### WHAT IS NEEDED
From the data that follows, report the number of lines including "icon", and only that number.

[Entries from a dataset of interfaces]
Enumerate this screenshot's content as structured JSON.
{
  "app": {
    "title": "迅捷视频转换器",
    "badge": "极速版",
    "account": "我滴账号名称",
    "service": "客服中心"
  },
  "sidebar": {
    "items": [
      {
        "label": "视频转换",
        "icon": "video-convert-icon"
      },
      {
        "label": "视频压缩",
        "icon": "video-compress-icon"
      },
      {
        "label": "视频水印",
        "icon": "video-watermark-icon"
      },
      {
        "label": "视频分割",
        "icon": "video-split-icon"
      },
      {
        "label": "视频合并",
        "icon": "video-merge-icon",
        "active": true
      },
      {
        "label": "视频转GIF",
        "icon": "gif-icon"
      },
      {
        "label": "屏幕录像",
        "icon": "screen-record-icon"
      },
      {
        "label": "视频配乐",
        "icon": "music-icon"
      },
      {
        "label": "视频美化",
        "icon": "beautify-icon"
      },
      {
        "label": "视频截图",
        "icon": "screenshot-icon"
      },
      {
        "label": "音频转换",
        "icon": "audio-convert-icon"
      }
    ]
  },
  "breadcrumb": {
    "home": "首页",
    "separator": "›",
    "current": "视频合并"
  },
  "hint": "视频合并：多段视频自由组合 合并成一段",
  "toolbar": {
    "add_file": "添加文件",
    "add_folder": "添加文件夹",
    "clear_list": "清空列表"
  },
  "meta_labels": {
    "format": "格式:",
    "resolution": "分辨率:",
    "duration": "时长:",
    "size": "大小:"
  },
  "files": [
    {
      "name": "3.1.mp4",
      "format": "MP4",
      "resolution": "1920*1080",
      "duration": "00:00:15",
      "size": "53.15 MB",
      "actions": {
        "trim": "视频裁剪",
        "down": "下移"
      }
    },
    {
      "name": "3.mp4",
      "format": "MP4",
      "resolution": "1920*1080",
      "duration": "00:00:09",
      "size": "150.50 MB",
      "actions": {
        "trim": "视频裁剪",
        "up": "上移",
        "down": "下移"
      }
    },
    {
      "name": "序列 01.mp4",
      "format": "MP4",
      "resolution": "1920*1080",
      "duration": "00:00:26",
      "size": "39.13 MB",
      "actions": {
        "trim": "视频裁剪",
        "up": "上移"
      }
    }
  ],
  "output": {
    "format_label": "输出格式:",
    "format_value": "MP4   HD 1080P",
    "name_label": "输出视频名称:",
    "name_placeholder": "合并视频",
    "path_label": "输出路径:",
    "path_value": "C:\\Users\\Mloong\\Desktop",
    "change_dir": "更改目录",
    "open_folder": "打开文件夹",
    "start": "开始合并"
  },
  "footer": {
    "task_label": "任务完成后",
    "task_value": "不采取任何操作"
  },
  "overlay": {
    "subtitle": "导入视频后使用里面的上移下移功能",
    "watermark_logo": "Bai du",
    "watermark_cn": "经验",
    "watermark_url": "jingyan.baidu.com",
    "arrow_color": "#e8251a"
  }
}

### PROBLEM SOLUTION
11